Move Better – Feel Better – Train Better – Recover Better – Perform Better
When we think of a physical “performance”, we often picture physical displays such as a high-score, a series of skilled movements, a heavy lift, a fast speed, and/or a new record. Physical displays such as these have become our typical performance indicators, however these only tell part of the story; these are merely an external result; an external performance.
But what made that external performance possible? What is inside the body that helped that physical task happen as it did? It wasn’t just the hours and weeks/months/years of practice. Practice and repetition are necessary, but these physical feats would not be possible without some degree of health and ability from the internal components. Without a certain degree of integrity in (and ability of) those internal components, that external display could not have been posible, and all those hours of training and practice would not have even been possible.
When we look closer at the internal components, we can see opportunities to make investments in the body. These investments can pay dividends. Afterall, the health of your skeletal-neuro-muscular system is the foundation for physical performance!
Respecting the structure, the precise stimulation of tissue, and training the skill of contractile control are very valuable “behind the scenes” decisions we can make, and these can positively influence joint health, reduce and/or mitigate overuse and injurious movement, improve external performance, can influence how often we can practice, and therefore how far we can get and how long we can continue in our athletic endeavors over a lifetime.
An Internal Performance approach can be applied to injury prevention & recovery, as well as applied towards exercise training…
An Internal Performance Approach To Injury Prevention & Recovery
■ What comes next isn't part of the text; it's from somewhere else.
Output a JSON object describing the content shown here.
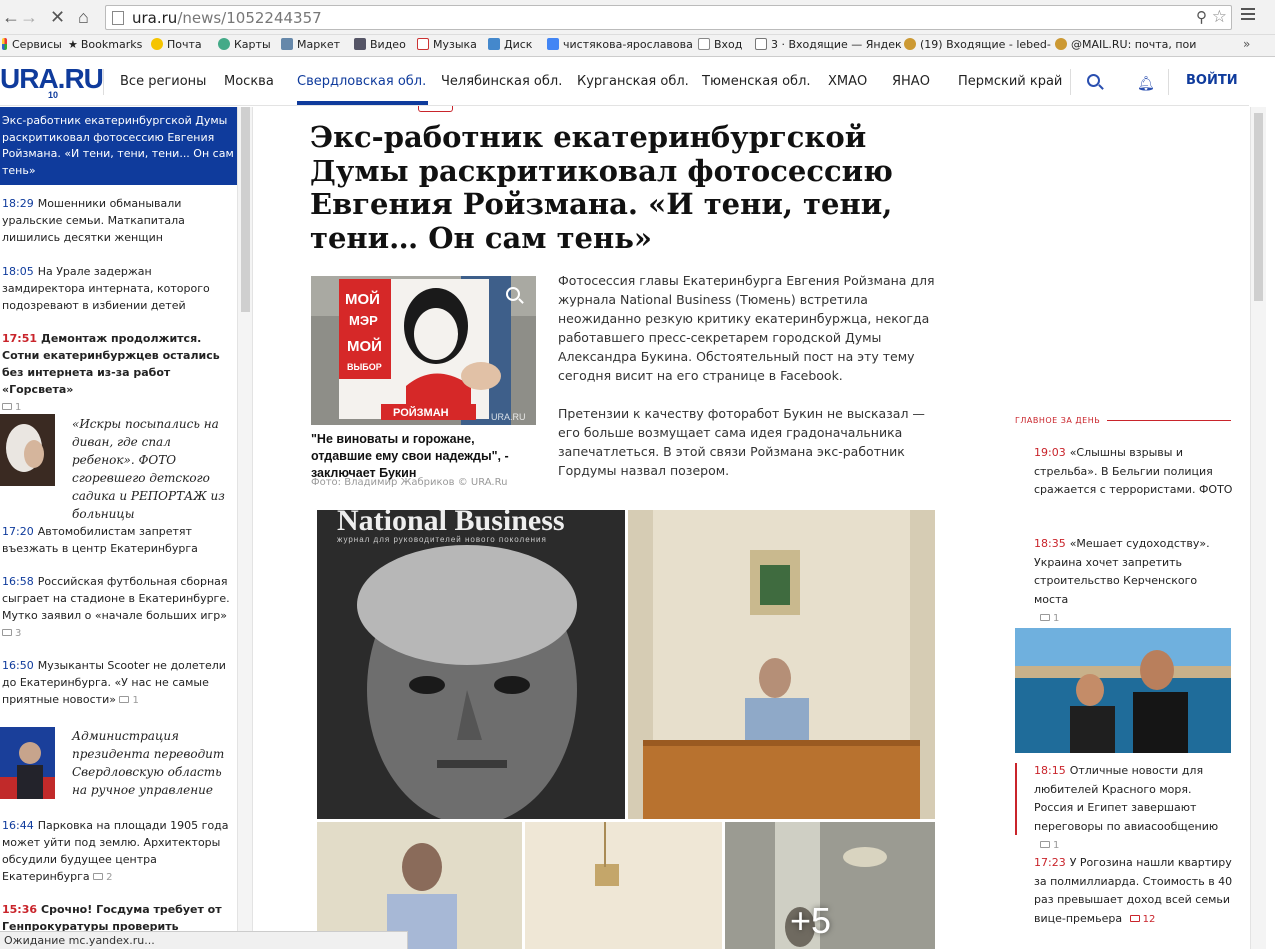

Athletes are often compared to high performance race cars. In addition to proper fuel and proper training, we must also consider the stresses placed on the vehicle.
In order to reach a higher level of performance, athletes often train at a higher level of intensity. Like race cars, the faster and harder they train, the more often they will need a “pit stop”.
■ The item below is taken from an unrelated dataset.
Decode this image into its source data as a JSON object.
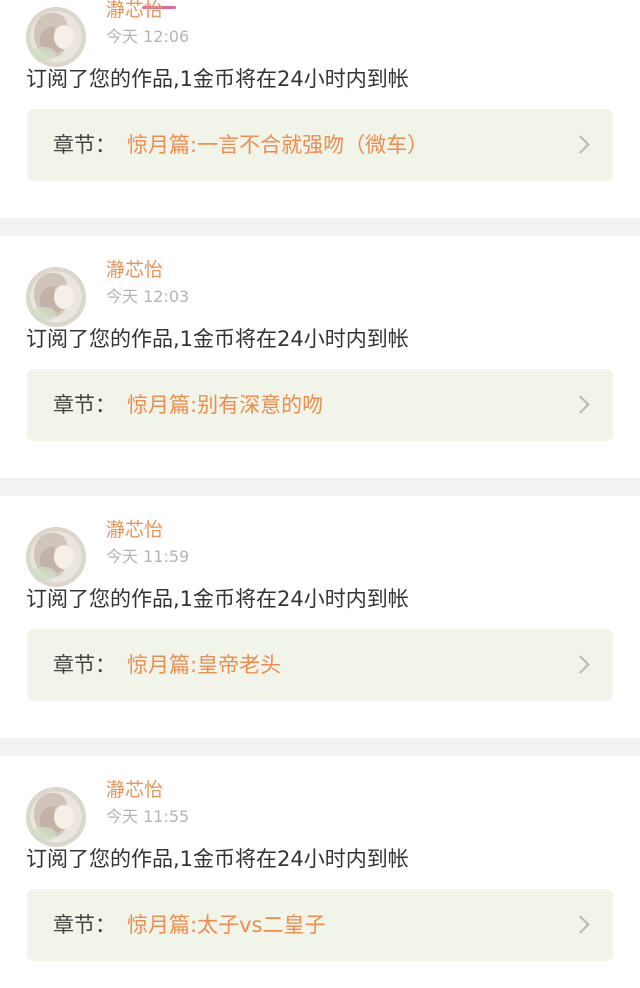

Muscle “imbalances” and abnormal alignment/movement can become precursors to injury, especially during periods of intense and repetitive training. Poor alignment and compensatory movement can place excessive stress on muscles, joints, tendons, and other tissues. Pain and further compensation are often the symptoms that follow.
Conventional methods and therapies typically attempt to treat the resulting symptoms of pain/tightness/fatigue, without exploring and addressing the underlying muscular/mechanical factors that can cause those symptoms… this usually leads to further compensation, and recurring/more severe injuries down the road.
The goal should be to correct the muscular participation before the injury occurs, however if an injury is already present, the improvement in muscular participation, the improvement in force distribution through the muscular system, and the increase in muscular control/stability will provide a better environment for healing and faster rehabilitation. The end result is increased stability, better recovery, and improved athletic capabilities.
An Internal Performance Approach To Exercise & Training
Exercise is commonly measured by external variables; how much weight you used, how many repetitions you performed, how fast you completed the challenge, or how long you could endure the challenge, etc..
Very few people ask and assess HOW WELL you perform the challenge, and what level of focus, intention, and specificity you bring to each exercise. When we focus on the internal variables, such as tension-generation, control, intention, etc., we can bring our exercise attention where it often needs to be; the human body. Afterall, exercise is first and foremost, an opportinuty to invest in the body; it’s not just a workout to conquer and/or something that can offer us gym-bragging rights.
Internal Performance is a strategy and a mindset, that allows for improvement in tissue strength, and improvement in the controls that govern tension the muscular system. We can train the ‘software’ without having to damage the ‘hardware’. We can improve the ‘hardware’ without having to damage the ‘hardware’. Exercise can be nourishing, stimulating, and an opportunity to make investments in our muscuar resources – instead of torturous, mindless hard work with a mix of unknown results/adaptations/responses.
When we have established a foundation of skill and control, we can progress from basic to more advanced challenges. We can focus on improving contractile ability, movement skill, body control, and tension-generating capabilities. We improve one piece at a time, and as goals and progression dictate, we will incorporate more pieces and more complexity.
Additional Perspectives On Internal Performance
For more perspective, Watch these videos from Tom Purvis, founder of the RTS program, discussing:
- the differences between internal and external performance
- why posture and ROM are not an indication of what’s happening on the inside
- why attempting to “correct” what you think you see in posture can be a terrible mistake